The Epidemic of "Affluenza"

We live in a nation where we have so much to be thankful for. We enjoy a measure of wealth that billions in this world can only dream of and previous generations could not have even imagined. Is it possible that we have grown so accustomed to our affluence that we have lost the wonder of it? Is it possible that our affluence is harming us even as it blesses us?

Unfortunately, I think many in America are infected with the contagious and dangerous disease of "affluenza". How do I know? Because daily, I see people exhibiting the symptoms of the disease. One of the first symptoms is discontentment with what they have. As we possess more things, satisfaction and contentment declines. Many times wealth doesn't deliver joy, only emptiness.

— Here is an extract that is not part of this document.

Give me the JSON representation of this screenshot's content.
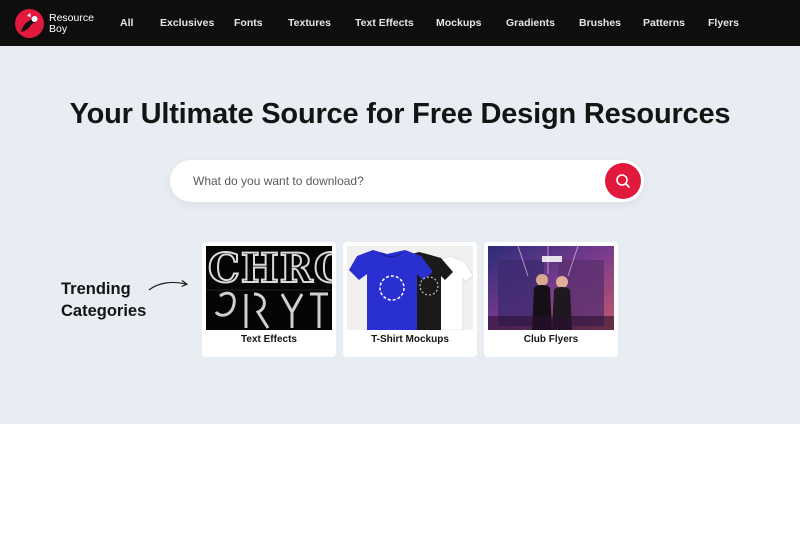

Secondly, obsession is a symptom of affluenza.  I want more; I need more; I deserve more is advertised everyday on T.V.  If we already have a product, we are enticed to upgrade to the latest and newest version or to replace it altogether.

Ingratitude is another indicator of affluenza.  We have so much that we have no needs, just wants, and as we acquire those desires, we tend to forget the words, "Thank you." Finally "affluenza" results in a non-giving spirit.  We grudgingly give or give a meager amount to satisfy our conscious. Shouldn't our giving reflect our abundant blessings?

This Thanksgiving, take time to be thankful.  Share with those you love why you are thankful for them. Call someone you haven't seen for a while and tell them you are thankful for their love and friendship.  Invite someone who has no family to have dinner with your family. And don't forget to give thanks to God who gives us eternal life through His Son, Jesus Christ.